Task to complete: Please return all lines in the listing holding the word "wind".

'''

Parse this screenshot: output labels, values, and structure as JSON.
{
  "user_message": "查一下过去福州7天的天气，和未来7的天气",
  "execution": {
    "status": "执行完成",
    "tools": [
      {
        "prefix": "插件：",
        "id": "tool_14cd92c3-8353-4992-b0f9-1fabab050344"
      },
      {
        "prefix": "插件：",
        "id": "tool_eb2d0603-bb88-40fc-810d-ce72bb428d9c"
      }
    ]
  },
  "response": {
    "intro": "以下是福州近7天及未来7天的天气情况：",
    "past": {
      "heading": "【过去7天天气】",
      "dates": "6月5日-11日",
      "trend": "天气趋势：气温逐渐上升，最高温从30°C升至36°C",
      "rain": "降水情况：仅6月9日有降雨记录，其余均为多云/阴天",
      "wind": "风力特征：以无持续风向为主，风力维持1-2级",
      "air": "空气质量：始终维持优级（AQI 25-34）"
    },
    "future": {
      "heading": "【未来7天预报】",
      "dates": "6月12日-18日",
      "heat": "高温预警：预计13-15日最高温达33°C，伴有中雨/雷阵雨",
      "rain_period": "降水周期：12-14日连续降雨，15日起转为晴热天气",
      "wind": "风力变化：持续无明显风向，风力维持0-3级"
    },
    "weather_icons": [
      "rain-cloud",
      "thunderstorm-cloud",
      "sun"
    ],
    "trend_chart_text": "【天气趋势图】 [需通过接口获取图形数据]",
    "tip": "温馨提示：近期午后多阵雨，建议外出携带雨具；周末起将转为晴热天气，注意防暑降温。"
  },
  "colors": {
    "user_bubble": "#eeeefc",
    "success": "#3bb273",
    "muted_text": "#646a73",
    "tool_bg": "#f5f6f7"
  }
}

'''

Answer for the task:
      "wind": "风力特征：以无持续风向为主，风力维持1-2级",
      "wind": "风力变化：持续无明显风向，风力维持0-3级"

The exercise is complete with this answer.